STEM is an acronym for science, technology, engineering and mathematics.
A new study from the University of South Australia concludes that the creative tools used in the arts and in science, technology, engineering and mathematics (STEM) are actually very similar.
The lead author and professor David Cropley says “creativity is general in nature—it is essentially a multifaceted competency that involves similar attitudes, disposition, skills, and knowledge, all transferable from one situation to another.”
Researchers surveyed 2,277 undergraduate and graduate students in Germany aged 17 to 37. Of those, 2,147 were enrolled in STEM classes and 130 were enrolled in arts classes.

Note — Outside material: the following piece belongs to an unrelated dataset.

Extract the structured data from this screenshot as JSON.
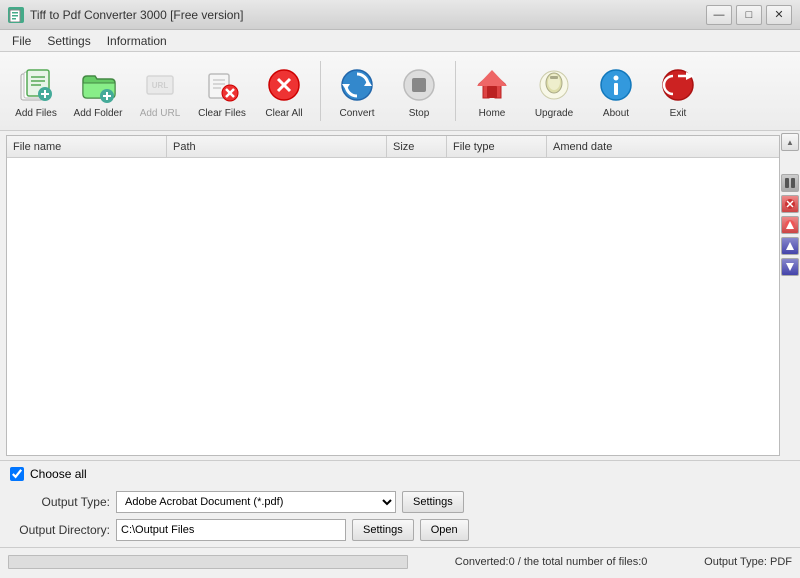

The first part tested the students’ creative self-efficacy, or confidence in their own creative abilities, as they agreed or disagreed with statements such as “I am good at coming up with new ideas” and “I have a good imagination.” The second part tested their divergent thinking, as they were asked to generate as many ideas as possible for a given problem such as “how to improve the use of public trains.” In the final part, they were asked to score given solutions to problems on their originality, feasibility, effectiveness, and overall creativity.

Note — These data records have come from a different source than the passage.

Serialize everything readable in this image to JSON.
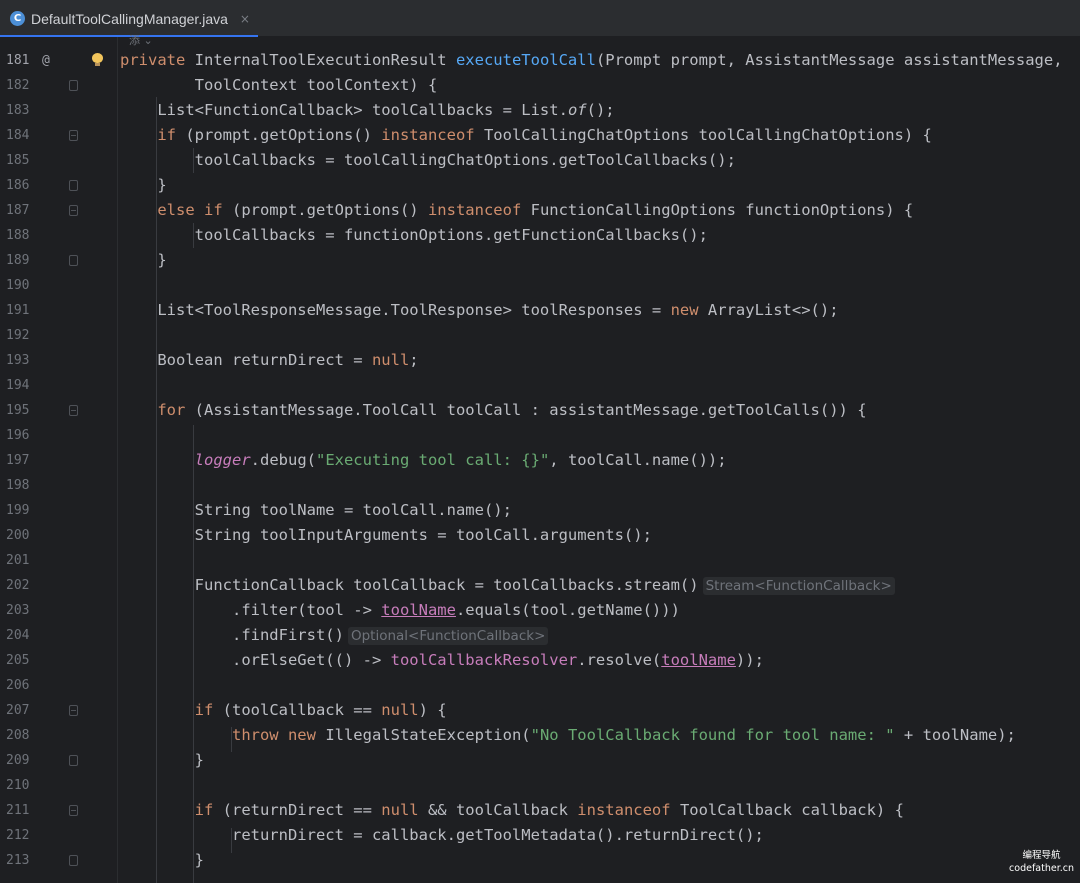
{
  "tab": {
    "icon_letter": "C",
    "label": "DefaultToolCallingManager.java",
    "close_glyph": "×"
  },
  "hint_above": "添 ⌄",
  "gutter": {
    "line_numbers": [
      "181",
      "182",
      "183",
      "184",
      "185",
      "186",
      "187",
      "188",
      "189",
      "190",
      "191",
      "192",
      "193",
      "194",
      "195",
      "196",
      "197",
      "198",
      "199",
      "200",
      "201",
      "202",
      "203",
      "204",
      "205",
      "206",
      "207",
      "208",
      "209",
      "210",
      "211",
      "212",
      "213"
    ],
    "at_symbol": "@"
  },
  "code": {
    "l181": {
      "kw": "private ",
      "t1": "InternalToolExecutionResult ",
      "fn": "executeToolCall",
      "t2": "(Prompt prompt, AssistantMessage assistantMessage,"
    },
    "l182": "        ToolContext toolContext) {",
    "l183": {
      "t1": "    List<FunctionCallback> toolCallbacks = List.",
      "it": "of",
      "t2": "();"
    },
    "l184": {
      "kw": "    if ",
      "t1": "(prompt.getOptions() ",
      "kw2": "instanceof ",
      "t2": "ToolCallingChatOptions toolCallingChatOptions) {"
    },
    "l185": "        toolCallbacks = toolCallingChatOptions.getToolCallbacks();",
    "l186": "    }",
    "l187": {
      "kw": "    else if ",
      "t1": "(prompt.getOptions() ",
      "kw2": "instanceof ",
      "t2": "FunctionCallingOptions functionOptions) {"
    },
    "l188": "        toolCallbacks = functionOptions.getFunctionCallbacks();",
    "l189": "    }",
    "l191": {
      "t1": "    List<ToolResponseMessage.ToolResponse> toolResponses = ",
      "kw": "new ",
      "t2": "ArrayList<>();"
    },
    "l193": {
      "t1": "    Boolean returnDirect = ",
      "kw": "null",
      "t2": ";"
    },
    "l195": {
      "kw": "    for ",
      "t1": "(AssistantMessage.ToolCall toolCall : assistantMessage.getToolCalls()) {"
    },
    "l197": {
      "log": "logger",
      "t1": ".debug(",
      "str": "\"Executing tool call: {}\"",
      "t2": ", toolCall.name());"
    },
    "l199": "        String toolName = toolCall.name();",
    "l200": "        String toolInputArguments = toolCall.arguments();",
    "l202": {
      "t1": "        FunctionCallback toolCallback = toolCallbacks.stream()",
      "hint": "Stream<FunctionCallback>"
    },
    "l203": {
      "t1": "            .filter(tool -> ",
      "ul": "toolName",
      "t2": ".equals(tool.getName()))"
    },
    "l204": {
      "t1": "            .findFirst()",
      "hint": "Optional<FunctionCallback>"
    },
    "l205": {
      "t1": "            .orElseGet(() -> ",
      "inst": "toolCallbackResolver",
      "t2": ".resolve(",
      "ul": "toolName",
      "t3": "));"
    },
    "l207": {
      "kw": "        if ",
      "t1": "(toolCallback == ",
      "kw2": "null",
      "t2": ") {"
    },
    "l208": {
      "kw": "            throw new ",
      "t1": "IllegalStateException(",
      "str": "\"No ToolCallback found for tool name: \"",
      "t2": " + toolName);"
    },
    "l209": "        }",
    "l211": {
      "kw": "        if ",
      "t1": "(returnDirect == ",
      "kw2": "null ",
      "t2": "&& toolCallback ",
      "kw3": "instanceof ",
      "t3": "ToolCallback callback) {"
    },
    "l212": "            returnDirect = callback.getToolMetadata().returnDirect();",
    "l213": "        }"
  },
  "watermark": {
    "line1": "编程导航",
    "line2": "codefather.cn"
  },
  "colors": {
    "keyword": "#cf8e6d",
    "method": "#56a8f5",
    "string": "#6aab73",
    "field": "#c77dbb",
    "text": "#bcbec4",
    "background": "#1e1f22"
  }
}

Across the board, researchers identified minimal differences between the art students and the STEM students.
This has great implications for education, Cropley said, as teachers “can now confidently embrace and integrate heightened levels of creativity across their curriculum for the benefit of all students—whether STEM or arts based.”
And it’s a significant discovery for humanity as a whole, as the importance of creativity continues to grow in our increasingly automated world.
You can find more information about this study here.